1) Make sure everyone in the family wants a new forever friend
Adopting a new pet is more than just providing a new home. When adopting, you have to keep in mind that you and your family will be taking care of the animal for the rest of its life. It'll become a long-term financial and emotional investment.
According to the American Society for the Prevention of Cruelty to Animals, preparing a schedule of who in the family will help take care of your new cat or dog will prevent problems down the road.
Shelter experts advise talking about delegating different responsibilities for your new pet, easing the transition for your family and new forever friend. For example, if you adopt a dog, include walking, playing, feeding and grooming.
2) Be sure to research
Shelter experts suggest researching the type of animal you're about to get. Take your personality and lifestyle into account before adopting a pet.

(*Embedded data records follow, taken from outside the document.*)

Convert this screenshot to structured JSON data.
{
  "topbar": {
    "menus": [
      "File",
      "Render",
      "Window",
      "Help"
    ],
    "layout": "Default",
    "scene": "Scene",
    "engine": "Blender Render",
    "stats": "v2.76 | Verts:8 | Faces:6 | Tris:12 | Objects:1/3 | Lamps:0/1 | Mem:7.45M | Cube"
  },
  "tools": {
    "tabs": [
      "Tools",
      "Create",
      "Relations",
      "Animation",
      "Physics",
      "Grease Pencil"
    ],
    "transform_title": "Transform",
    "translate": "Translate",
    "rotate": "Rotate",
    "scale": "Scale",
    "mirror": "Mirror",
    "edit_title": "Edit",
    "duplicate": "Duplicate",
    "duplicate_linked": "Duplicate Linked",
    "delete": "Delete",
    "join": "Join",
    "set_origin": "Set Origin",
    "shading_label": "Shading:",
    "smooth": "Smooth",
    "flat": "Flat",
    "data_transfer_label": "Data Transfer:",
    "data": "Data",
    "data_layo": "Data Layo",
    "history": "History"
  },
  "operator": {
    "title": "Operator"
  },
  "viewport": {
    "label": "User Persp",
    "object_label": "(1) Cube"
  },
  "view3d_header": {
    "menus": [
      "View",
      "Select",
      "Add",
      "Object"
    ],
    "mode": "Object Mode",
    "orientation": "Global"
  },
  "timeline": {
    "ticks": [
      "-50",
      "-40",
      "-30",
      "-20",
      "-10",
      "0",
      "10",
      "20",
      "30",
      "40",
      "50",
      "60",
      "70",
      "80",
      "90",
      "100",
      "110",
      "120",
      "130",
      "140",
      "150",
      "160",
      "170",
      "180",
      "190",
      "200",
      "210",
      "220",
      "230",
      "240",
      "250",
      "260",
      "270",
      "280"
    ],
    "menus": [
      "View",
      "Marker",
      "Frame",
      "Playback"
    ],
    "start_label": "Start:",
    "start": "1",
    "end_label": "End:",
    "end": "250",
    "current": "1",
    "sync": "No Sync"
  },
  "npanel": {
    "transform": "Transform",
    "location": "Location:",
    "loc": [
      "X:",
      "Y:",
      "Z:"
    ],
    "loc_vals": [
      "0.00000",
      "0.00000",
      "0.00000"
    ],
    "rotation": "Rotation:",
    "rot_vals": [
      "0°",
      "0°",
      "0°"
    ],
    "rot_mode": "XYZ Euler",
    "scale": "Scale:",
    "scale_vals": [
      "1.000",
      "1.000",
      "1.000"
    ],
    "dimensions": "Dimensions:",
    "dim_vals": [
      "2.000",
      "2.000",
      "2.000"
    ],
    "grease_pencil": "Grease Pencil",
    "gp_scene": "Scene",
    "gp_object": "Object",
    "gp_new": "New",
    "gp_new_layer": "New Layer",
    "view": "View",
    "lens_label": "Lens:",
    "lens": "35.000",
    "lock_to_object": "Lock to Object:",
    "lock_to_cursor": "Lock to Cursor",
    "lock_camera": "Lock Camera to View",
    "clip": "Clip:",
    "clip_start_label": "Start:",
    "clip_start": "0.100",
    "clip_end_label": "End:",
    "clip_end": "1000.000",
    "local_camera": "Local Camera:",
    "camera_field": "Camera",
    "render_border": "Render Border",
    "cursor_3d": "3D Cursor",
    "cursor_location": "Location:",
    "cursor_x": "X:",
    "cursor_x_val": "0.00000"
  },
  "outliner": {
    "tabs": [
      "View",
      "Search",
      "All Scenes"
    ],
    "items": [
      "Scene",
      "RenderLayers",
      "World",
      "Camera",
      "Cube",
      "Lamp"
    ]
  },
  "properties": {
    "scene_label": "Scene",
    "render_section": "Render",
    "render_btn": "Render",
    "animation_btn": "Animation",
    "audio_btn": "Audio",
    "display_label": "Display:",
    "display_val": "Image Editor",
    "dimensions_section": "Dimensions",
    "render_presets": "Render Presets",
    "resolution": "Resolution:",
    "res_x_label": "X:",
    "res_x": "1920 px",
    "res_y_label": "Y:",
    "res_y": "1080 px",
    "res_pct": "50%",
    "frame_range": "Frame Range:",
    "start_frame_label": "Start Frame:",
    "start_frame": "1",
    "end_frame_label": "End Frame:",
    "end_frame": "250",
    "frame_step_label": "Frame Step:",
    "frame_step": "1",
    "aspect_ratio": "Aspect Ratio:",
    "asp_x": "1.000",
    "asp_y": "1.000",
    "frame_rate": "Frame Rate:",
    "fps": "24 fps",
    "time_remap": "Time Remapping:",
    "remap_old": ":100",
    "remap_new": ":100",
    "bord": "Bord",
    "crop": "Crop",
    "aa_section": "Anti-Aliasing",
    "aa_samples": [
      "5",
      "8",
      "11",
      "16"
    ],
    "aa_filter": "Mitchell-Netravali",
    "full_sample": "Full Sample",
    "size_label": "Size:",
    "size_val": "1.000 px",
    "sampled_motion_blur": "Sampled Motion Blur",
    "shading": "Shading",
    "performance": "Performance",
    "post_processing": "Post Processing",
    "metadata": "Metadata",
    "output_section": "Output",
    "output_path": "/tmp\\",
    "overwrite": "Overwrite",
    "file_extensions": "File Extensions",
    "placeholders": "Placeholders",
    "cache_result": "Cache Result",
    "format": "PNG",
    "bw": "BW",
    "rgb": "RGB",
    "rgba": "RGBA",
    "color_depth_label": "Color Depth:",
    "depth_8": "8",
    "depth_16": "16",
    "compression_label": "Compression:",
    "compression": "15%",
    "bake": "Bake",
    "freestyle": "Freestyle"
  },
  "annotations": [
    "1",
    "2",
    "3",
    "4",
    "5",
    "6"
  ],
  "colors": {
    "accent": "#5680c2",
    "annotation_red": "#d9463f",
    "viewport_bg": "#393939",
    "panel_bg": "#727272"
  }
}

The ASPCA suggests asking staff at shelters for guidance. Let them know how much space you have and how often you're home to get an idea on which pet will be the best fit for you and your family.
3) Ask questions about the animal
Don't be afraid to ask about your new pet!
Shelter workers can give you more information about the animal's health history or the situation that put them in the shelter. This can better prepare the family when questions come up after the animals leave the shelter.
Knowing your pet can help you with the transition.
4) Bring prepared paperwork to the shelter
As you begin the adoption process, be sure to have all applications filled out entirely ahead of picking up your new pet.
Most private shelters will ask you to fill out an application ahead of adoption. Others may not require you to do so until the day of adoption. However, it isn't a bad idea to call the shelter ahead of time to determine what they will need from you.
5) Send pictures to the shelter of your new forever friend, as some workers don’t get to say goodbye to the animal before they’re adopted
Why not? Sending pictures to the shelter of your new furry family member gives workers peace of mind the animal has gone to a loving family.
"A lot of adopters really understand how much we put in to the animals we care and get attached and want us to be reassured they went to a good home," Mantat Wong, the director of operations at Animal Haven in New York, said. 'This is a very thankless job, and it's such a nice morale boost to hear success stories."
From August 23 to September 18, you can give a loving home to a new cat or dog in need. 10News is working with animals shelters across East Tennessee to host Clear the Shelters, a nationwide push to encourage pet adoption.
Since 2015, the campaign has resulted in more than a half-million pets finding new homes.